Oct. 27 brown bag: Breast cancer screening – factors for making your own choices
It’s like a puzzle that has millions of pieces. That’s how the California Breast Cancer Research Program (CBCRP) characterizes breast cancer.
Breast cancer is a varied and highly complex disease that can affect women of all ages and races. The CBCRP, which is administered by UC, is working to eliminate breast cancer by leading innovation in research, communication, and collaboration in the California scientific and lay communities.
The facts about breast cancer are startling:
- Nearly 200,000 California women are living with breast cancer, and today a woman has a 1 in 8 chance of developing the disease during her lifetime.
- Nearly 20,000 Californians will be diagnosed with breast cancer this year.
- Some 80 percent of women who develop breast cancer have no family history.
- Breast cancer risk increases with age and every woman is at risk. In fact, 77 percent of women with breast cancer are over age 50.
- On the average, every two hours a California woman dies of breast cancer. In California, nearly 4,200 women die of breast cancer every year—that’s more than 11 women who die from the disease every day.
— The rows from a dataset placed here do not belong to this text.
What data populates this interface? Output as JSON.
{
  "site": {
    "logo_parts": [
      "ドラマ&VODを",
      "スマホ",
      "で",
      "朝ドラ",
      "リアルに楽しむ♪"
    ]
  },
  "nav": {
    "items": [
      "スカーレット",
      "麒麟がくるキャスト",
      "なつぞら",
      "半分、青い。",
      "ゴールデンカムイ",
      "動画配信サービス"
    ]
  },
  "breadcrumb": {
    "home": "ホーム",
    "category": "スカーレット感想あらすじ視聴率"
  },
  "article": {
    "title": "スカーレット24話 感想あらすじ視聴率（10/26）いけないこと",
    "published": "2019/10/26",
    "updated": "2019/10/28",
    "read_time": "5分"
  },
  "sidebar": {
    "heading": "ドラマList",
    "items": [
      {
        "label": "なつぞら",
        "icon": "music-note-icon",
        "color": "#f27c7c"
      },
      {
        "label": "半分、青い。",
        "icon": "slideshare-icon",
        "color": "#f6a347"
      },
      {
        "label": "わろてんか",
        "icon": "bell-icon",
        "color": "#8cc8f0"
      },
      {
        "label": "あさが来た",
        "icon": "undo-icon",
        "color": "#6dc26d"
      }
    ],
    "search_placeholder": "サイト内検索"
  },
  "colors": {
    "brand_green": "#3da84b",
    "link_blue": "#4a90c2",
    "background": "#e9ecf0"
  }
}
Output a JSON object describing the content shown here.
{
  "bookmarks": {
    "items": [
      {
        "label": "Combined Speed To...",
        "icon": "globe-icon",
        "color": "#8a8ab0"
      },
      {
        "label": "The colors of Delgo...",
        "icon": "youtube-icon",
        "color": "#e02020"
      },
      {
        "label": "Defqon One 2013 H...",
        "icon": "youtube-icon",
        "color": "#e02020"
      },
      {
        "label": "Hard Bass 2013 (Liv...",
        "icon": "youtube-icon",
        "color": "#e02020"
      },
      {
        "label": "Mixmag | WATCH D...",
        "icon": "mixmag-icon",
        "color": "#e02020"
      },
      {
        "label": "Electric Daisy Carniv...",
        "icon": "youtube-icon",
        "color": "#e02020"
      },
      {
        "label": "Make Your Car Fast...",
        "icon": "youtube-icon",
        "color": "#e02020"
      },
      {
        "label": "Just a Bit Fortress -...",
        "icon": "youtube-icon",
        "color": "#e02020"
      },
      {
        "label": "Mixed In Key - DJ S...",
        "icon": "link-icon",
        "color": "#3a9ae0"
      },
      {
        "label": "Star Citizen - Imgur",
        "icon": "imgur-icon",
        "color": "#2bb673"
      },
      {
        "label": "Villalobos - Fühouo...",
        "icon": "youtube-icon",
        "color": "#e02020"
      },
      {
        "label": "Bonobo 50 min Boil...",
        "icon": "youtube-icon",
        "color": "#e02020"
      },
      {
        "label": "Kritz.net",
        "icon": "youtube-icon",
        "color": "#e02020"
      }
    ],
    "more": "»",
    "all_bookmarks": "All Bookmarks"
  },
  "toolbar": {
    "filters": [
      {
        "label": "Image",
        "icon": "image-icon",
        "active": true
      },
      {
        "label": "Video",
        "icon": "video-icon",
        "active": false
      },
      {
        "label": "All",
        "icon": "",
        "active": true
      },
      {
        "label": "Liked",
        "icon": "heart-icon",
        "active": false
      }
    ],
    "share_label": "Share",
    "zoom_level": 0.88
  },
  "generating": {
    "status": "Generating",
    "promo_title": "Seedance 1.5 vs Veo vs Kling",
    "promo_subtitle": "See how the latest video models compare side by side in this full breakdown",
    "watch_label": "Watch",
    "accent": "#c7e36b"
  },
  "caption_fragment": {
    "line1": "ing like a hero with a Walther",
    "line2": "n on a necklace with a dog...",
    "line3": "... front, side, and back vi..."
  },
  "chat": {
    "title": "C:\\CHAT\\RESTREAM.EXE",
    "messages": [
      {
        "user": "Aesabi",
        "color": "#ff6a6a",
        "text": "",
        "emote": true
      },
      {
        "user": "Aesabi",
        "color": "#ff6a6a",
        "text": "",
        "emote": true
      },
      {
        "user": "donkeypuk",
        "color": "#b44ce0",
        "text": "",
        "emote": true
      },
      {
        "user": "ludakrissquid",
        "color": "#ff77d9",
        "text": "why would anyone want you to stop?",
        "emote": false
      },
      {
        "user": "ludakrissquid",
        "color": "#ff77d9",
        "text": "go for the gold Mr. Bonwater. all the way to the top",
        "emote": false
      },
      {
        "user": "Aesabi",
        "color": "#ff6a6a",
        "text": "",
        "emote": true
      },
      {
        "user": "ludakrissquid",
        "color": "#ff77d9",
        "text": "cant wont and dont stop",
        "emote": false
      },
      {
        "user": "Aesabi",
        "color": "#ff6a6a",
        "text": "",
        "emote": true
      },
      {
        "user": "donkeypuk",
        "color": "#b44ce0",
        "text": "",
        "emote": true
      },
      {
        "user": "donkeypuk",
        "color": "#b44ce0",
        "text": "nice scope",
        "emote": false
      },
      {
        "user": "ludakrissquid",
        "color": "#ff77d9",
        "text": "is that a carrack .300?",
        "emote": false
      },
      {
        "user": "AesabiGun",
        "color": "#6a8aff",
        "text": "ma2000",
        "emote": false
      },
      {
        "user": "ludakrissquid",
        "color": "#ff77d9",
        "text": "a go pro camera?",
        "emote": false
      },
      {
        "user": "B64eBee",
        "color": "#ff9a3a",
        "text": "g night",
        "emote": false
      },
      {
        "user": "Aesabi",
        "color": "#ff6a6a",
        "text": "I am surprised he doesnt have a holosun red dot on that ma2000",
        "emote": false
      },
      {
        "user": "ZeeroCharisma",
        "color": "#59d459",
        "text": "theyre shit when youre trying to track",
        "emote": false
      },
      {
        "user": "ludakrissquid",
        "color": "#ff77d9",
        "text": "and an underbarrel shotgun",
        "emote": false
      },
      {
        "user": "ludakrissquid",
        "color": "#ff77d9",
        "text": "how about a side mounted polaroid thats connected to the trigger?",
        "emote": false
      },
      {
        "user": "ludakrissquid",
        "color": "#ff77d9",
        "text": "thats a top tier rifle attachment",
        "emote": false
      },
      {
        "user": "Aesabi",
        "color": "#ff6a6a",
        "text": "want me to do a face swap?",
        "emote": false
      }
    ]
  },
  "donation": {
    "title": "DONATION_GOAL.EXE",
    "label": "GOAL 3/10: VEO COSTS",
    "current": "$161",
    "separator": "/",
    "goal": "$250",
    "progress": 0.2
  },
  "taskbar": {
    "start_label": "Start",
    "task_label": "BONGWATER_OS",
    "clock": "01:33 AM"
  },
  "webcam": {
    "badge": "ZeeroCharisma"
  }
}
Learn about “Breast Cancer Screening: Factors for Making Your Own Choices” from the Director of the California Breast Cancer Research Program, Dr. Mhel Kavanaugh-Lynch, in a noontime session on Wednesday, Oct. 27.
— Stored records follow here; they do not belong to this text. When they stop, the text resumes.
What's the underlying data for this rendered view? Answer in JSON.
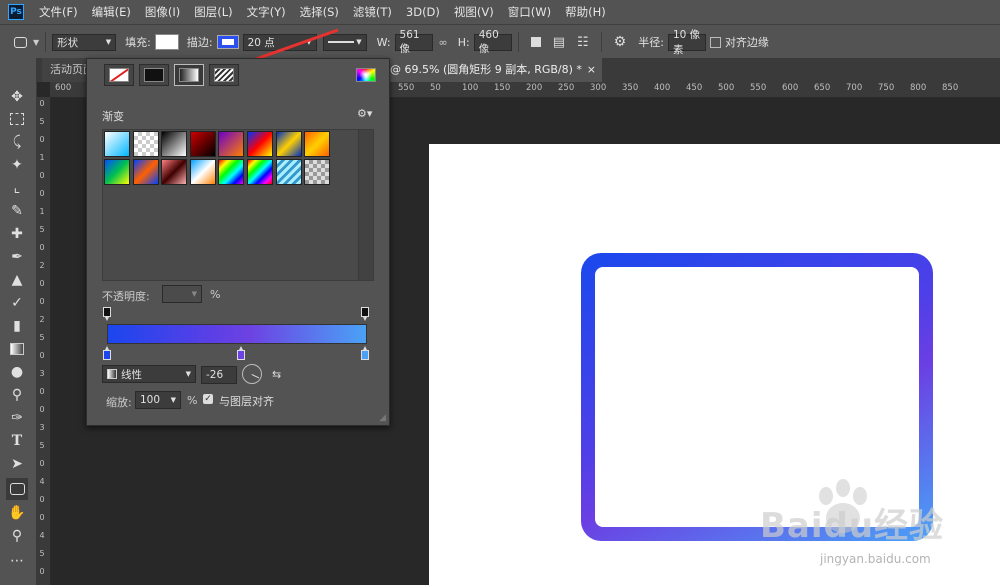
{
  "app": {
    "logo": "Ps"
  },
  "menu": [
    "文件(F)",
    "编辑(E)",
    "图像(I)",
    "图层(L)",
    "文字(Y)",
    "选择(S)",
    "滤镜(T)",
    "3D(D)",
    "视图(V)",
    "窗口(W)",
    "帮助(H)"
  ],
  "options": {
    "mode": "形状",
    "fill_label": "填充:",
    "stroke_label": "描边:",
    "stroke_width": "20 点",
    "w_label": "W:",
    "w_value": "561 像",
    "h_label": "H:",
    "h_value": "460 像",
    "radius_label": "半径:",
    "radius_value": "10 像素",
    "align_edges": "对齐边缘"
  },
  "tabs": {
    "active_doc": "活动页面",
    "current_doc": "@ 69.5% (圆角矩形 9 副本, RGB/8) *",
    "close": "×"
  },
  "ruler_top": [
    "600",
    "550",
    "50",
    "100",
    "150",
    "200",
    "250",
    "300",
    "350",
    "400",
    "450",
    "500",
    "550",
    "600",
    "650",
    "700",
    "750",
    "800",
    "850"
  ],
  "ruler_left": [
    "0",
    "5",
    "0",
    "1",
    "0",
    "0",
    "1",
    "5",
    "0",
    "2",
    "0",
    "0",
    "2",
    "5",
    "0",
    "3",
    "0",
    "0",
    "3",
    "5",
    "0",
    "4",
    "0",
    "0",
    "4",
    "5",
    "0"
  ],
  "panel": {
    "gradient_title": "渐变",
    "opacity_label": "不透明度:",
    "opacity_unit": "%",
    "style": "线性",
    "angle": "-26",
    "scale_label": "缩放:",
    "scale_value": "100",
    "scale_unit": "%",
    "align_layer": "与图层对齐",
    "align_layer_checked": true
  },
  "colors": {
    "gradient_start": "#1b46ee",
    "gradient_mid": "#6d42e2",
    "gradient_end": "#4aa2f7",
    "annotation_arrow": "#e8322f"
  },
  "watermark": {
    "brand": "Baidu经验",
    "url": "jingyan.baidu.com"
  }
}
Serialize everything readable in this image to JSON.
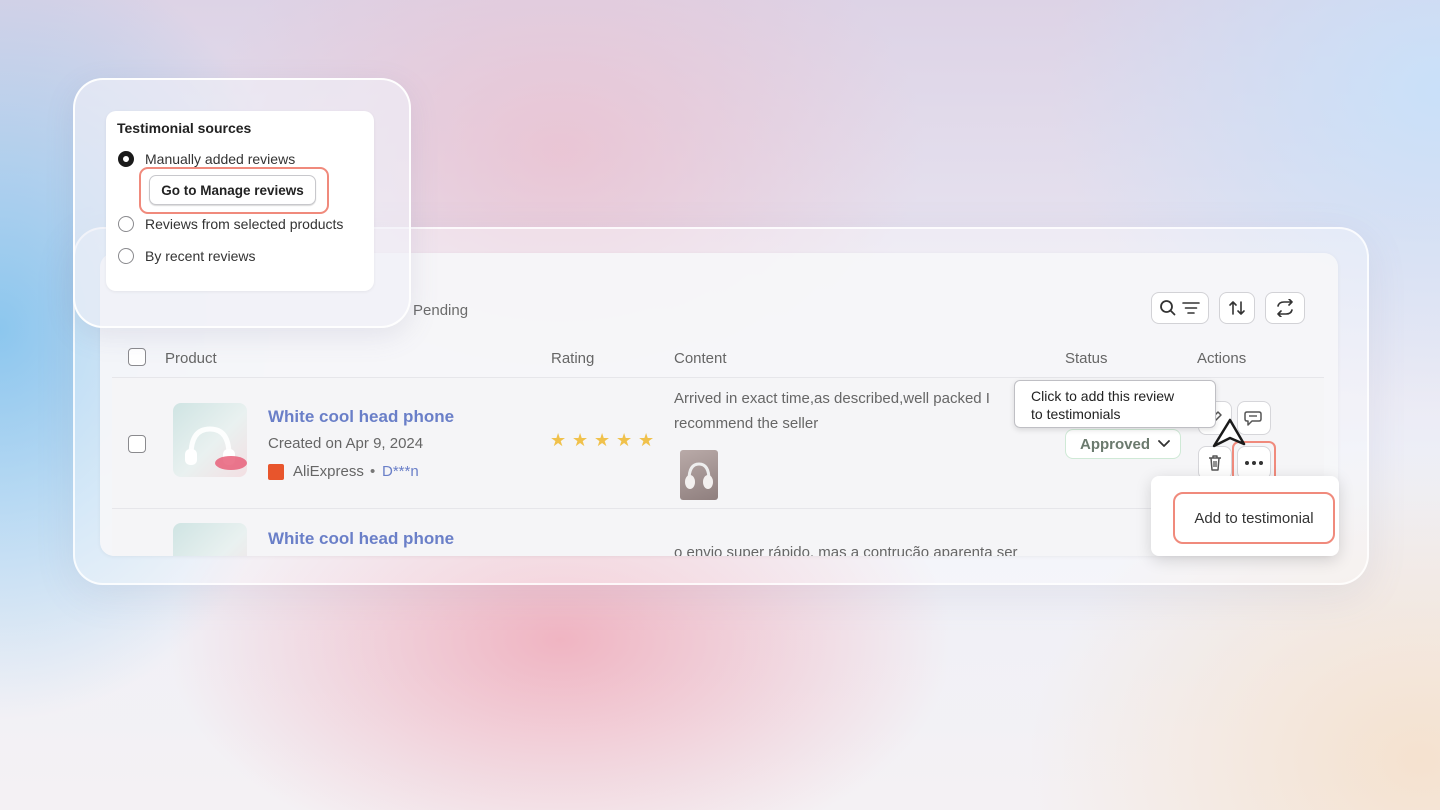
{
  "sources": {
    "title": "Testimonial sources",
    "options": [
      {
        "label": "Manually added reviews",
        "selected": true
      },
      {
        "label": "Reviews from selected products",
        "selected": false
      },
      {
        "label": "By recent reviews",
        "selected": false
      }
    ],
    "manage_button": "Go to Manage reviews"
  },
  "toolbar": {
    "tab_pending": "Pending",
    "search_icon": "search-filter-icon",
    "sort_icon": "sort-icon",
    "refresh_icon": "refresh-icon"
  },
  "table": {
    "headers": {
      "product": "Product",
      "rating": "Rating",
      "content": "Content",
      "status": "Status",
      "actions": "Actions"
    },
    "rows": [
      {
        "title": "White cool head phone",
        "created": "Created on Apr 9, 2024",
        "source": "AliExpress",
        "separator": "•",
        "author": "D***n",
        "rating": 5,
        "content_line1": "Arrived in exact time,as described,well packed I",
        "content_line2": "recommend the seller",
        "status": "Approved"
      },
      {
        "title": "White cool head phone",
        "content_line1": "o envio super rápido, mas a contrução aparenta ser"
      }
    ]
  },
  "tooltip": {
    "line1": "Click to add this review",
    "line2": "to testimonials"
  },
  "menu": {
    "add_to_testimonial": "Add to testimonial"
  },
  "colors": {
    "accent_highlight": "#f08a7c",
    "link": "#6a7fc8",
    "star": "#f0c14b",
    "aliexpress": "#e8552c"
  }
}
Attend in person at Franklin 5320 or by teleconference.
- Wednesday, Oct. 27
- Noon-1 p.m.
- Franklin Building, Room 5320
- Dial 866-740-1260 and enter access code 7226879.
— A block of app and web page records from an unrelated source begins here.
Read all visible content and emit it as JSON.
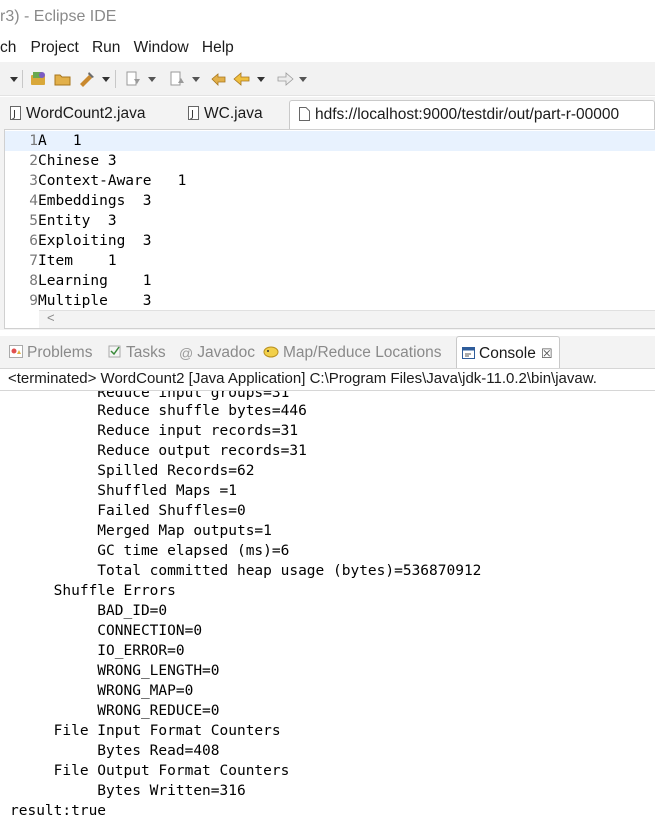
{
  "window": {
    "title": "r3) - Eclipse IDE"
  },
  "menubar": {
    "items": [
      "ch",
      "Project",
      "Run",
      "Window",
      "Help"
    ]
  },
  "toolbar": {
    "icons": [
      "dropdown-arrow-icon",
      "open-type-icon",
      "open-folder-icon",
      "run-tool-icon",
      "chevron-down-icon",
      "annotation-icon",
      "chevron-down-icon",
      "annotation-prev-icon",
      "chevron-down-icon",
      "last-edit-icon",
      "back-icon",
      "chevron-down-icon",
      "forward-icon",
      "chevron-down-icon"
    ]
  },
  "editor": {
    "tabs": [
      {
        "label": "WordCount2.java",
        "active": false
      },
      {
        "label": "WC.java",
        "active": false
      },
      {
        "label": "hdfs://localhost:9000/testdir/out/part-r-00000",
        "active": true
      }
    ],
    "lines": [
      {
        "num": "1",
        "text": "A   1"
      },
      {
        "num": "2",
        "text": "Chinese 3"
      },
      {
        "num": "3",
        "text": "Context-Aware   1"
      },
      {
        "num": "4",
        "text": "Embeddings  3"
      },
      {
        "num": "5",
        "text": "Entity  3"
      },
      {
        "num": "6",
        "text": "Exploiting  3"
      },
      {
        "num": "7",
        "text": "Item    1"
      },
      {
        "num": "8",
        "text": "Learning    1"
      },
      {
        "num": "9",
        "text": "Multiple    3"
      }
    ],
    "scroll_arrow": "<"
  },
  "views": {
    "tabs": [
      {
        "label": "Problems"
      },
      {
        "label": "Tasks"
      },
      {
        "label": "Javadoc"
      },
      {
        "label": "Map/Reduce Locations"
      },
      {
        "label": "Console",
        "active": true
      }
    ],
    "close_glyph": "☒"
  },
  "console": {
    "header": "<terminated> WordCount2 [Java Application] C:\\Program Files\\Java\\jdk-11.0.2\\bin\\javaw.",
    "lines": [
      "          Reduce input groups=31",
      "          Reduce shuffle bytes=446",
      "          Reduce input records=31",
      "          Reduce output records=31",
      "          Spilled Records=62",
      "          Shuffled Maps =1",
      "          Failed Shuffles=0",
      "          Merged Map outputs=1",
      "          GC time elapsed (ms)=6",
      "          Total committed heap usage (bytes)=536870912",
      "     Shuffle Errors",
      "          BAD_ID=0",
      "          CONNECTION=0",
      "          IO_ERROR=0",
      "          WRONG_LENGTH=0",
      "          WRONG_MAP=0",
      "          WRONG_REDUCE=0",
      "     File Input Format Counters",
      "          Bytes Read=408",
      "     File Output Format Counters",
      "          Bytes Written=316",
      "result:true"
    ]
  },
  "colors": {
    "current_line": "#e8f2fe",
    "tab_bg": "#f3f3f3",
    "muted_text": "#8a8a8a"
  }
}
The President’s Advisory Committee on the Status of Women (PACSW) is sponsoring this session.
More about Mhel Kavanaugh-Lynch
Dr. Mhel Kavanaugh-Lynch is the director of the California Breast Cancer Research Program, which is administered by UC. Her work includes setting priorities and developing strategies for the State of California’s research efforts designed to bring an end to breast cancer. She recently led a national panel that developed research strategies to explore disparities and the role of environmental contaminants in breast cancer.
She serves on the oversight group for the NIEHS/NCI Breast Cancer and Environment Research Centers and on the Scientific Guidance Panel for the California Environmental Contaminant Biomonitoring Program. She has served on peer review and advisory panels for the National Institutes of Health, the Centers for Disease Control and Prevention and the California Department of Public Health, as well as for The Breast Cancer Fund, the Gay and Lesbian Medical Association and the American Cancer Society.
She earned a Bachelor of Arts in Biology from Bryn Mawr College, a Master of Science in Pharmacology and a Doctorate of Medicine from New York University, and a Master of Public Health in Epidemiology from the University of Washington. She trained in Internal Medicine at University Hospitals of Cleveland and in Oncology and Cancer Prevention at the Fred Hutchinson Cancer Research Center.
Women We Admire: UC Women Discuss Their Careers
This presentation is part of the series Women We Admire: UC Women Discuss Their Careers, sponsored by PACSW. PACSW focuses on the advancement of women at UCOP.